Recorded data
══════════

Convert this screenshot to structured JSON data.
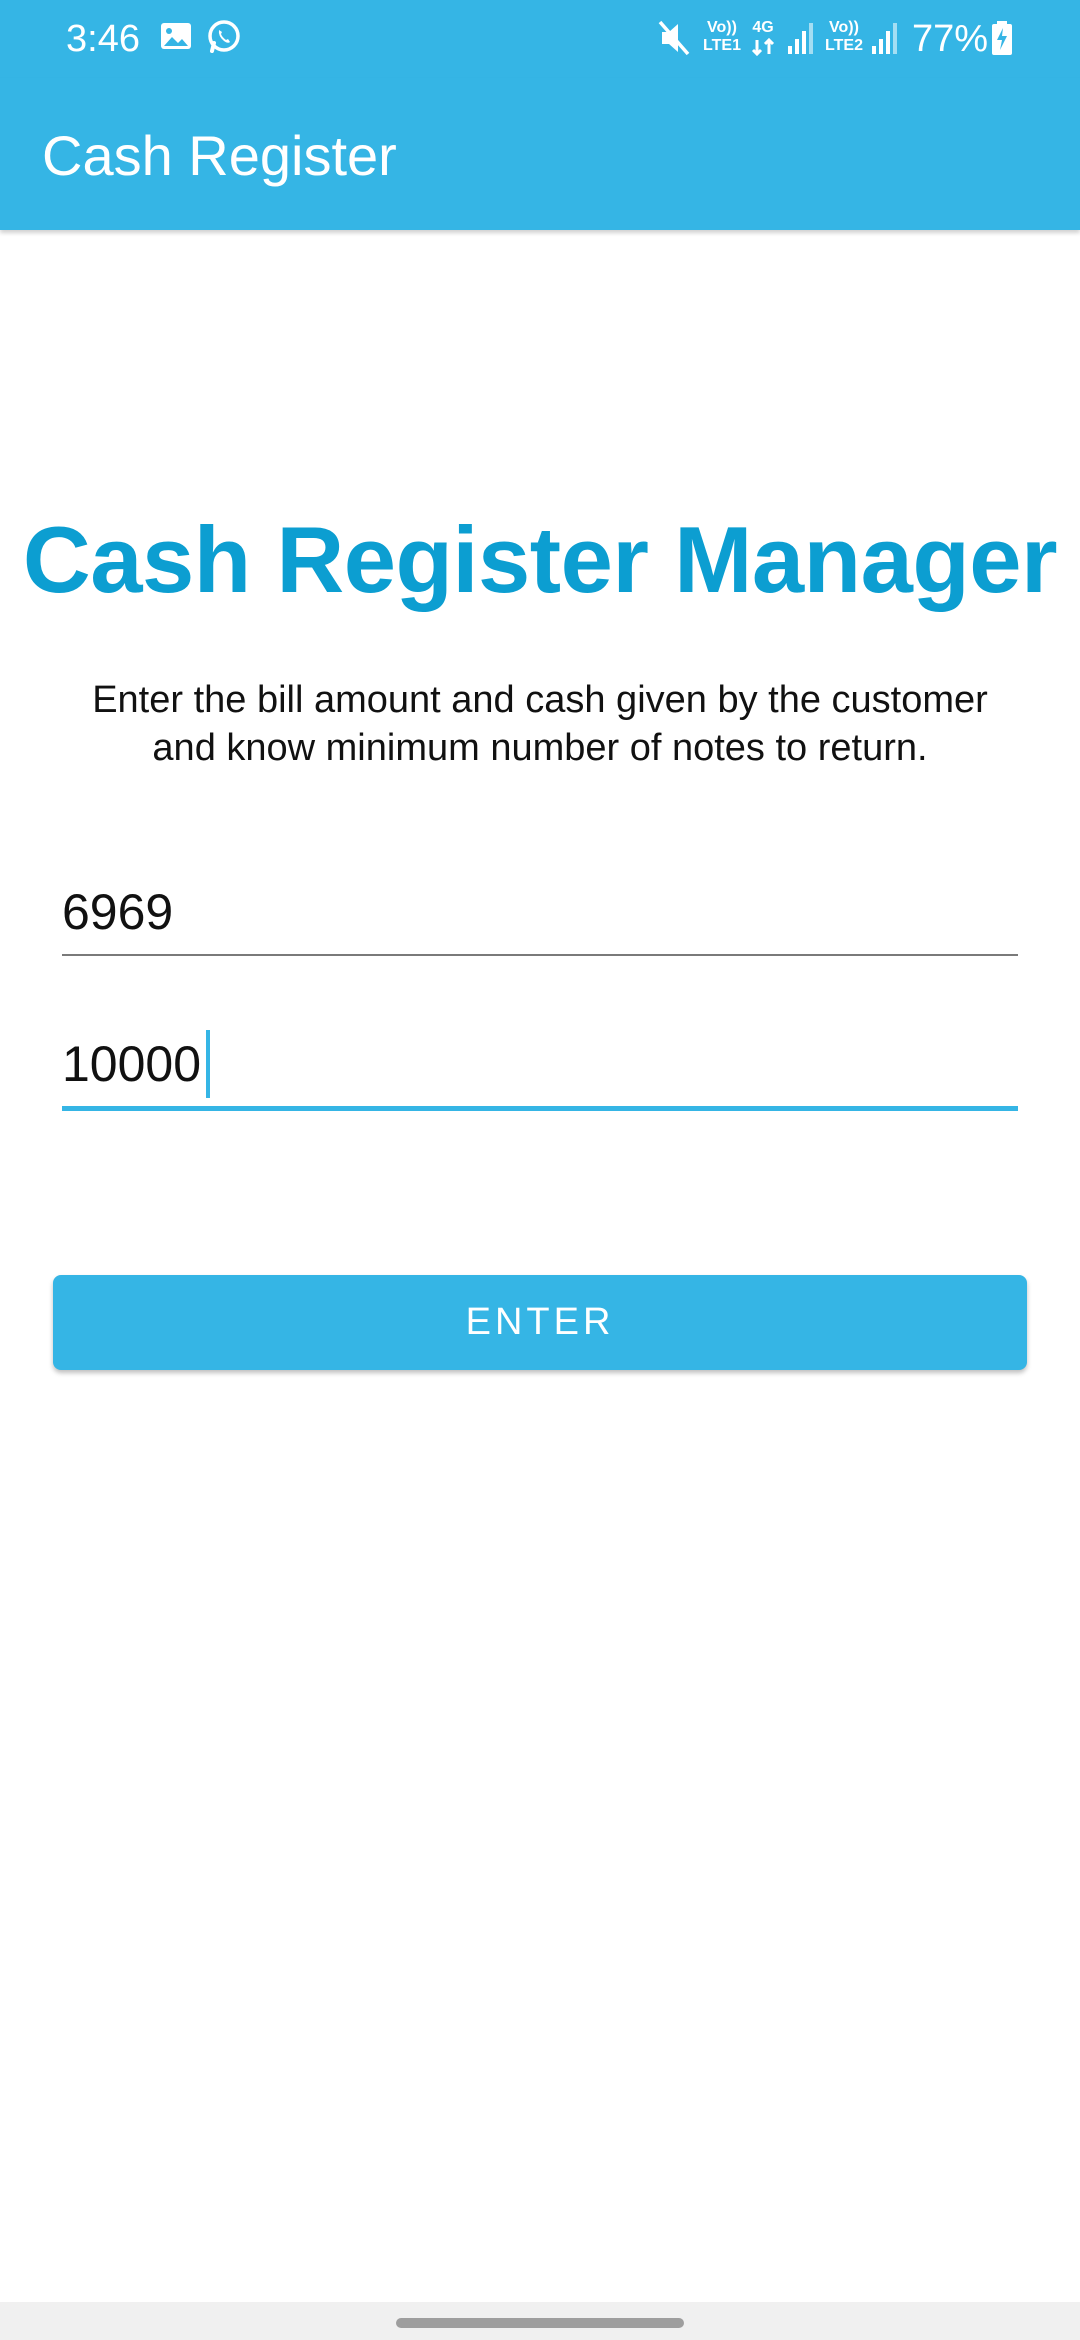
{
  "status_bar": {
    "time": "3:46",
    "battery": "77%",
    "sim1_label_top": "Vo))",
    "sim1_label_bottom": "LTE1",
    "network": "4G",
    "sim2_label_top": "Vo))",
    "sim2_label_bottom": "LTE2",
    "icons": [
      "image-notification-icon",
      "whatsapp-icon",
      "mute-icon",
      "data-arrows-icon",
      "signal-icon",
      "signal-icon",
      "battery-charging-icon"
    ]
  },
  "app_bar": {
    "title": "Cash Register"
  },
  "main": {
    "heading": "Cash Register Manager",
    "description": "Enter the bill amount and cash given by the customer and know minimum number of notes to return.",
    "bill_amount_value": "6969",
    "cash_given_value": "10000",
    "enter_label": "ENTER"
  },
  "colors": {
    "primary": "#35b5e5",
    "heading": "#0c9ed1",
    "text": "#111111"
  }
}
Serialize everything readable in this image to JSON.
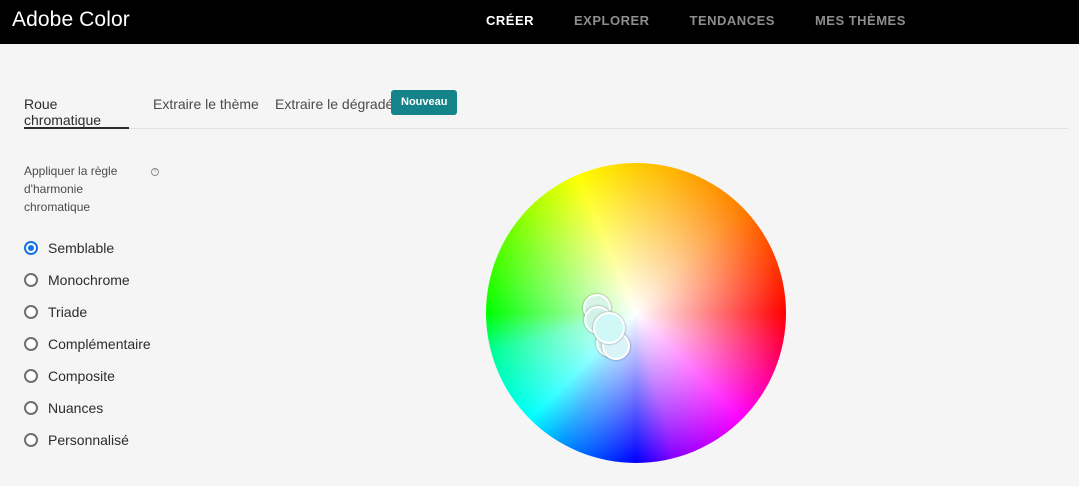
{
  "app": {
    "title": "Adobe Color"
  },
  "topnav": {
    "items": [
      {
        "label": "CRÉER",
        "active": true
      },
      {
        "label": "EXPLORER",
        "active": false
      },
      {
        "label": "TENDANCES",
        "active": false
      },
      {
        "label": "MES THÈMES",
        "active": false
      }
    ]
  },
  "tabs": {
    "items": [
      {
        "label": "Roue chromatique",
        "active": true
      },
      {
        "label": "Extraire le thème",
        "active": false
      },
      {
        "label": "Extraire le dégradé",
        "active": false
      }
    ],
    "badge": "Nouveau"
  },
  "harmony": {
    "label": "Appliquer la règle d'harmonie chromatique",
    "help_icon": "question-circle-icon",
    "options": [
      {
        "label": "Semblable",
        "selected": true
      },
      {
        "label": "Monochrome",
        "selected": false
      },
      {
        "label": "Triade",
        "selected": false
      },
      {
        "label": "Complémentaire",
        "selected": false
      },
      {
        "label": "Composite",
        "selected": false
      },
      {
        "label": "Nuances",
        "selected": false
      },
      {
        "label": "Personnalisé",
        "selected": false
      }
    ]
  },
  "wheel": {
    "handles": [
      {
        "color": "#d6f5e6"
      },
      {
        "color": "#d2f3ea"
      },
      {
        "color": "#cff5f3"
      },
      {
        "color": "#d9f3f7"
      },
      {
        "color": "#cff8f6"
      }
    ]
  },
  "colors": {
    "accent": "#15848a",
    "radio_selected": "#1473e6",
    "topbar": "#000000"
  }
}
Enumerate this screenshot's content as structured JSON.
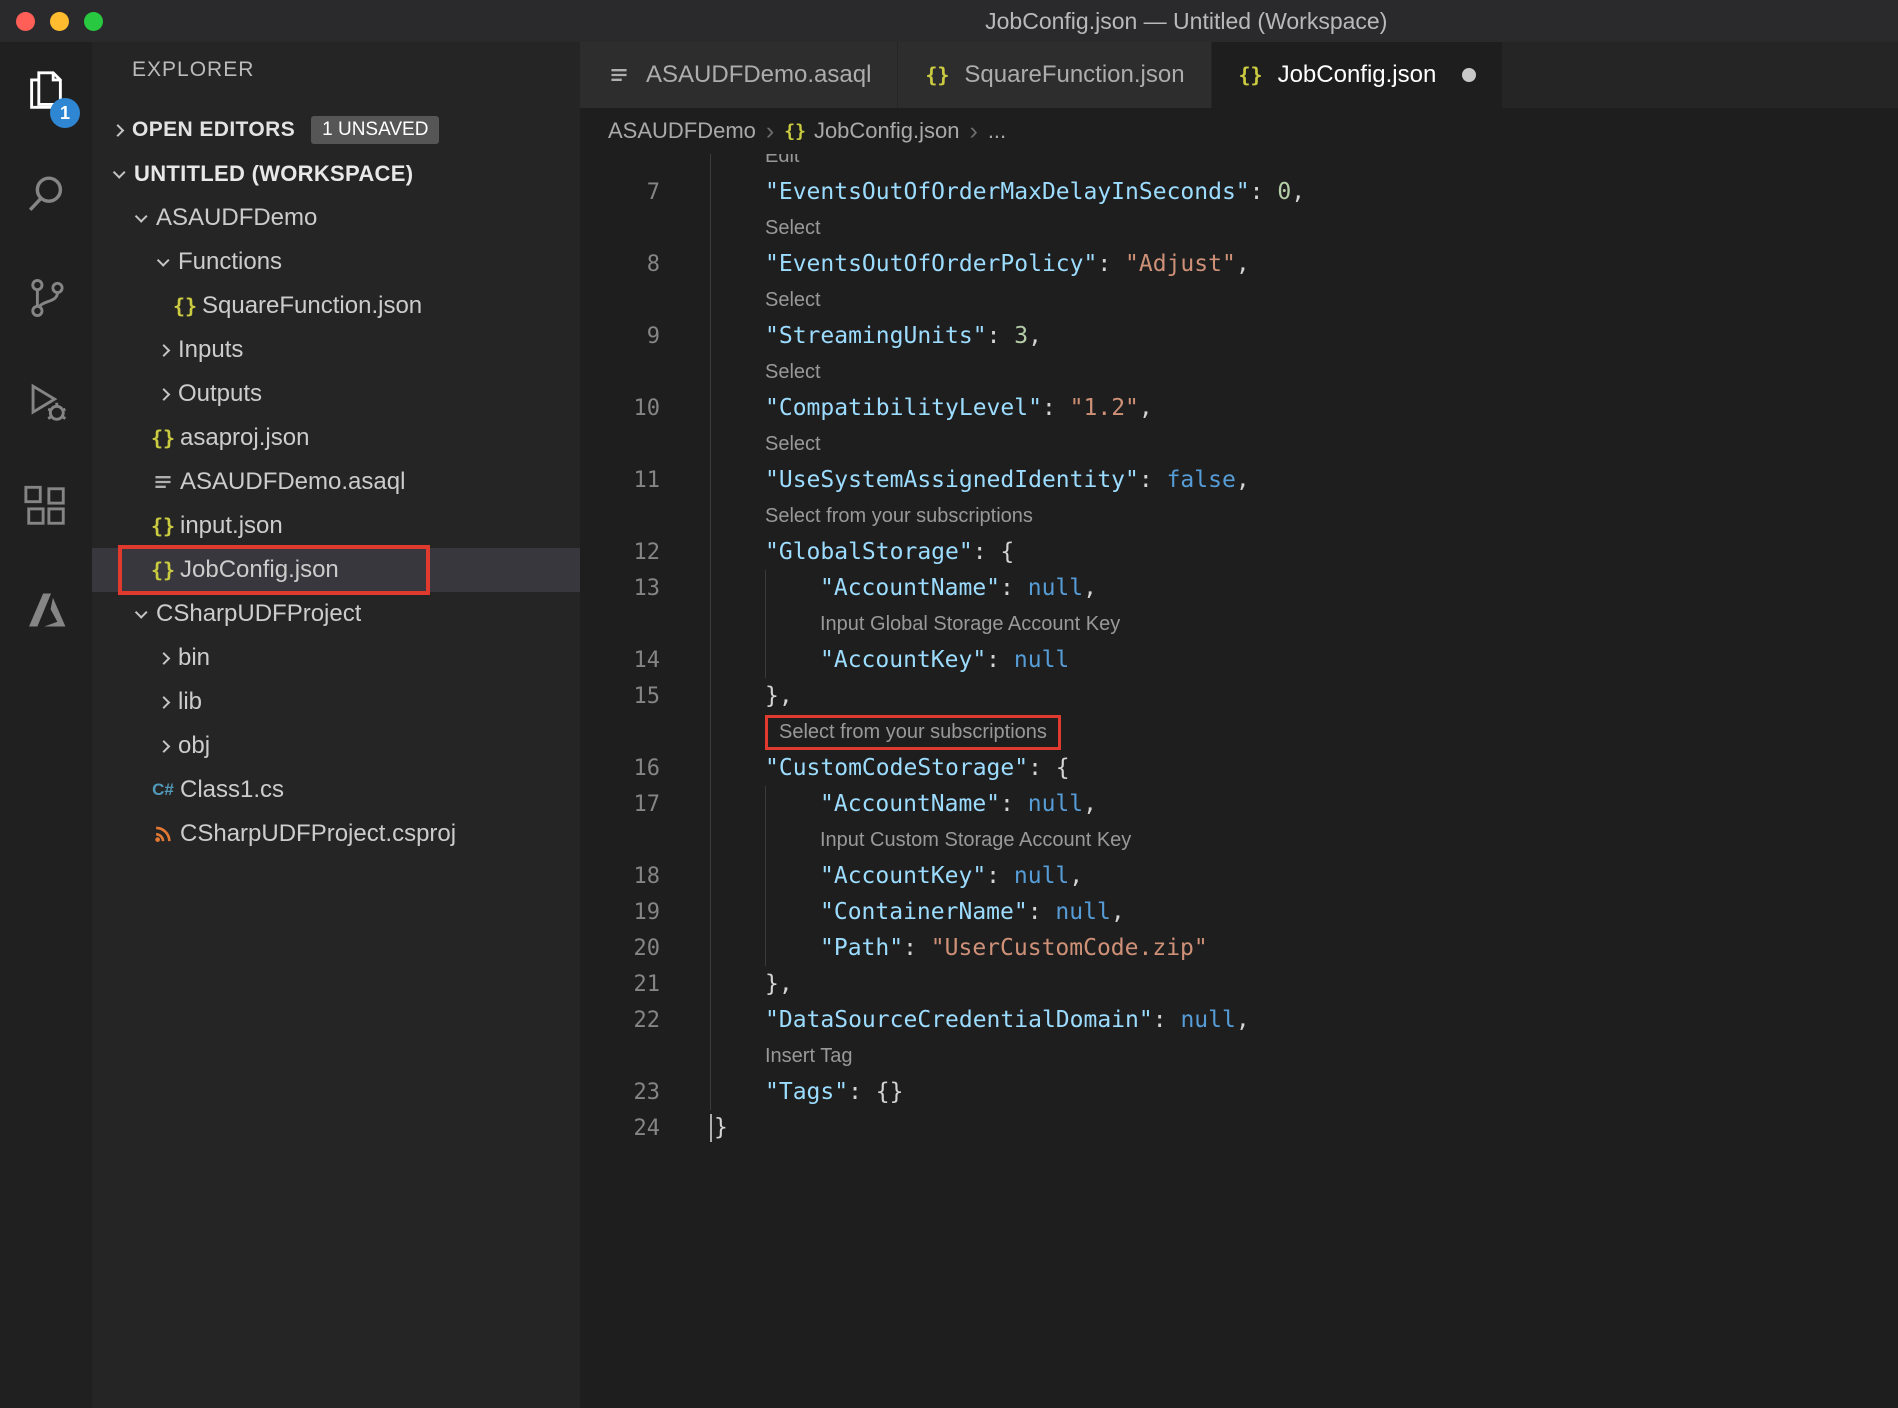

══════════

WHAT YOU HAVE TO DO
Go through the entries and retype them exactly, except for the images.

RESPONSE TO THIS EXERCISE
Convert this screenshot to structured JSON data.
{
  "status_bar": {
    "time": "3:46",
    "battery": "77%",
    "sim1_label_top": "Vo))",
    "sim1_label_bottom": "LTE1",
    "network": "4G",
    "sim2_label_top": "Vo))",
    "sim2_label_bottom": "LTE2",
    "icons": [
      "image-notification-icon",
      "whatsapp-icon",
      "mute-icon",
      "data-arrows-icon",
      "signal-icon",
      "signal-icon",
      "battery-charging-icon"
    ]
  },
  "app_bar": {
    "title": "Cash Register"
  },
  "main": {
    "heading": "Cash Register Manager",
    "description": "Enter the bill amount and cash given by the customer and know minimum number of notes to return.",
    "bill_amount_value": "6969",
    "cash_given_value": "10000",
    "enter_label": "ENTER"
  },
  "colors": {
    "primary": "#35b5e5",
    "heading": "#0c9ed1",
    "text": "#111111"
  }
}
Serialize everything readable in this image to JSON.
{
  "app": {
    "title": "Adobe Color"
  },
  "topnav": {
    "items": [
      {
        "label": "CRÉER",
        "active": true
      },
      {
        "label": "EXPLORER",
        "active": false
      },
      {
        "label": "TENDANCES",
        "active": false
      },
      {
        "label": "MES THÈMES",
        "active": false
      }
    ]
  },
  "tabs": {
    "items": [
      {
        "label": "Roue chromatique",
        "active": true
      },
      {
        "label": "Extraire le thème",
        "active": false
      },
      {
        "label": "Extraire le dégradé",
        "active": false
      }
    ],
    "badge": "Nouveau"
  },
  "harmony": {
    "label": "Appliquer la règle d'harmonie chromatique",
    "help_icon": "question-circle-icon",
    "options": [
      {
        "label": "Semblable",
        "selected": true
      },
      {
        "label": "Monochrome",
        "selected": false
      },
      {
        "label": "Triade",
        "selected": false
      },
      {
        "label": "Complémentaire",
        "selected": false
      },
      {
        "label": "Composite",
        "selected": false
      },
      {
        "label": "Nuances",
        "selected": false
      },
      {
        "label": "Personnalisé",
        "selected": false
      }
    ]
  },
  "wheel": {
    "handles": [
      {
        "color": "#d6f5e6"
      },
      {
        "color": "#d2f3ea"
      },
      {
        "color": "#cff5f3"
      },
      {
        "color": "#d9f3f7"
      },
      {
        "color": "#cff8f6"
      }
    ]
  },
  "colors": {
    "accent": "#15848a",
    "radio_selected": "#1473e6",
    "topbar": "#000000"
  }
}
Enumerate this screenshot's content as structured JSON.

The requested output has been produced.